As she plodded along the road, the summer sun pressed down on her sweat-soaked body. Her dress clung to her back, and heat radiated from the asphalt beneath her tennis shoes. She couldn’t get home fast enough and into the cool building that housed Schrock Grocery and Tools. Her dry mouth longed for a huge glass of iced tea, heavy on the ice.

As Sadie walked along a cornfield, the tall, lush stalks standing still and proud under the blazing August sun, she hummed a simple tune of her own invention.

The stalks beside her suddenly rustled.

She paused. Her scalp tingled beneath her white kapp, signaling some kind of warning she couldn’t discern. The road stretched out in front of her, surprisingly deserted for midmorning. Sadie turned and looked at the cornfield. The stalks were moving, gently pushed by a weak, hot breeze. She blew out a breath, feeling ridiculous. Last night would be the last time she and her sisters, Abigail and Joanna, stayed up late telling foolish ghost stories. None of the stories were real. They all knew that. They weren’t even that scary, just made-up tales about some old legends in the Birch Creek area. Still, it had been fun to be a little frightened in the safety of Abigail’s room, the three of them sitting on the floor in low candlelight as they tried to see who would scare first.

Sadie glanced at the cornfield again. From now on she was done with scary stories. She quickened her pace, dangling the plastic bags of ice that had grown slick with condensation.

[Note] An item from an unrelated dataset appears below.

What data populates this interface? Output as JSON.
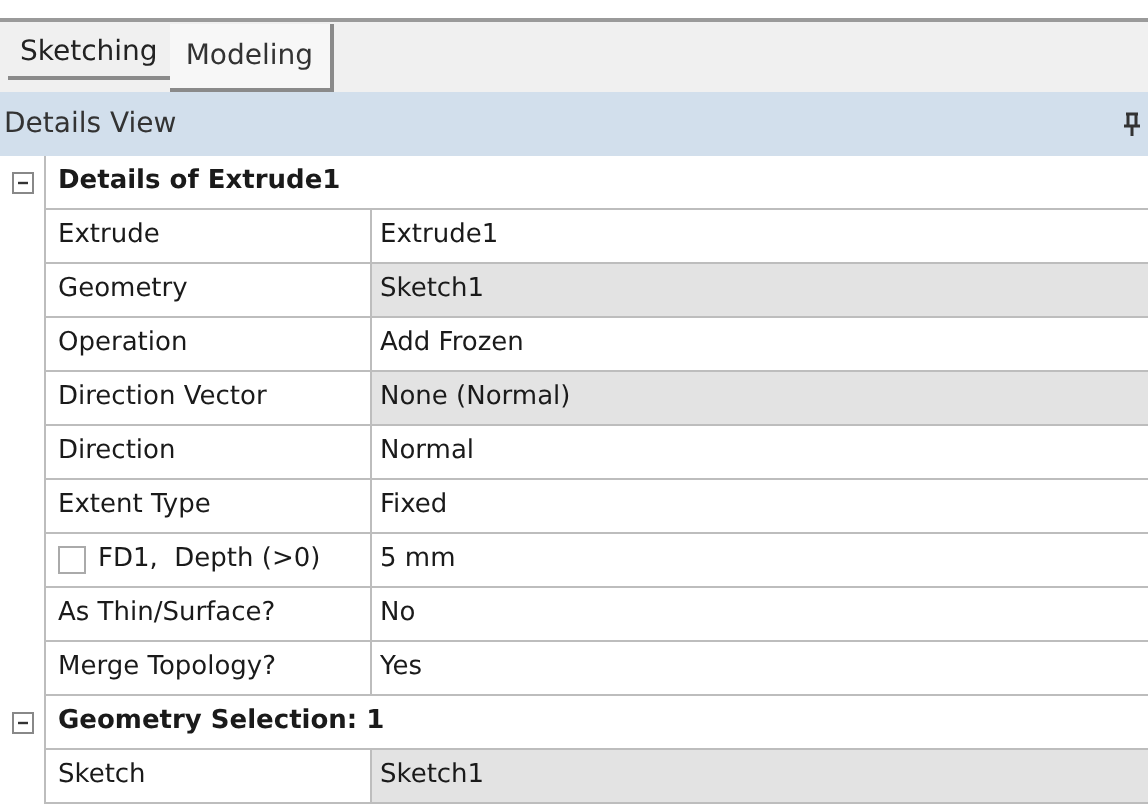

“Whatcha doing, Sadie?”

She nearly dropped the bags as Solomon Troyer jumped out of the cornfield and blocked her path. She took a step back and breathed in. “Good grief, Sol. You practically scared the life out of me.”

But instead of offering an apology, he moved toward her, a wolfish expression creeping over his long face. He’d turned nineteen last month, and from almost the day she’d turned sixteen earlier that year, he had looked at her in a weird, unnerving way whenever she saw him. Today wasn’t any different. He wasn’t wearing his straw hat, and another shift of the sultry breeze lifted the damp ends of his reddish-brown hair. He took a step toward her, his lips curving into a leer. “A maedel shouldn’t be walking down the road by herself.”

“I walk down this road by myself all the time.” She scowled, then wrinkled her nose. He smelled. Not just of sweat and sawdust, but of some kind of alcohol. He’d been drinking. Again. She didn’t have time for his nonsense. “I have to get back to the store, Sol. Mamm and Daed need this ice and it’s melting everywhere.” She couldn’t keep the bite out of her tone. “In case you haven’t noticed, it’s really hot today.”

“That’s not the only thing that’s hot.”

Ugh. Not only was he creepy, he was corny too. “Sol, I’m serious. Get out of mei way.”

His bloodshot leer wandered from her eyes to her lips. “Don’t you have a little time to talk?”

He was making her skin crawl. “Nee. Now let me by.” She moved to walk past him, but he blocked her again.

“You could be a little nicer to me.” He blew stale breath in her face as he leaned over her. “Let’s geh in the cornfield. I have something to show you.”

Her blood stilled in her veins. Sol was at least six inches taller than she was, and although he was lean, she knew he was strong. Still, she wasn’t afraid of him . . . at least not too much. Although the sun was bright, his pupils grew wide. Dark. She definitely didn’t want to see whatever it was he wanted to show her. He was taking a risk, being bold like this. A car could come by at any minute. She suddenly prayed that one would. “I don’t think so,” she said, tightening her grip on the slippery plastic bags.